Segment Open

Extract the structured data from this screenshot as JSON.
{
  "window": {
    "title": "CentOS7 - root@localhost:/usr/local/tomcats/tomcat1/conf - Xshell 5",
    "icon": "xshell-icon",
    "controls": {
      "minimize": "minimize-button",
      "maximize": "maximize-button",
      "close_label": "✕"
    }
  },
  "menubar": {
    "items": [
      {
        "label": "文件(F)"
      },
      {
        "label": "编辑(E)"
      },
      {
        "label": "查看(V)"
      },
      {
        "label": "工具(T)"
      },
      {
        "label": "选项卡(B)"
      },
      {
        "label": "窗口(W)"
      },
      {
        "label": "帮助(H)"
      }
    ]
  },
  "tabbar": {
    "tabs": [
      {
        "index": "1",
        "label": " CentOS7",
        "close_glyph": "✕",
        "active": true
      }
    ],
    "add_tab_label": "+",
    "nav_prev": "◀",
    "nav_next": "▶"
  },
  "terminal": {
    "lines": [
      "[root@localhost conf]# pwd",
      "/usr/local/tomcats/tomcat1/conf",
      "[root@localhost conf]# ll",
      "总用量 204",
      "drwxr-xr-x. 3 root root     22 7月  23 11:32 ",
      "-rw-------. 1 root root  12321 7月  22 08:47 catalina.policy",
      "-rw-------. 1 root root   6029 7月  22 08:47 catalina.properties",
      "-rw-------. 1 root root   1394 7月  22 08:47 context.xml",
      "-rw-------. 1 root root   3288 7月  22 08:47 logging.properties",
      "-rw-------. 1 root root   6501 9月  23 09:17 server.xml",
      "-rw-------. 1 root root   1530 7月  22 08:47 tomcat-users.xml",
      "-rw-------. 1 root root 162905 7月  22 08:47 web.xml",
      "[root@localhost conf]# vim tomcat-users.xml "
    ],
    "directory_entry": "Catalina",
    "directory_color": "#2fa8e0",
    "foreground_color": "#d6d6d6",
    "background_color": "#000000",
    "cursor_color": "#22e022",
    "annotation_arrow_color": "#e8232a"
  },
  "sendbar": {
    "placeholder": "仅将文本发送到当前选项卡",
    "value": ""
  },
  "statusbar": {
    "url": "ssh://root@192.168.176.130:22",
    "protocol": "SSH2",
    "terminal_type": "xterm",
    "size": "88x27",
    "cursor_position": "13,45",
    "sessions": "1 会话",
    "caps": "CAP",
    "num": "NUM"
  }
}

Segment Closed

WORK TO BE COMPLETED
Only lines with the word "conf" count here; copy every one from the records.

SOLUTION
    "title": "CentOS7 - root@localhost:/usr/local/tomcats/tomcat1/conf - Xshell 5",
      "[root@localhost conf]# pwd",
      "/usr/local/tomcats/tomcat1/conf",
      "[root@localhost conf]# ll",
      "[root@localhost conf]# vim tomcat-users.xml "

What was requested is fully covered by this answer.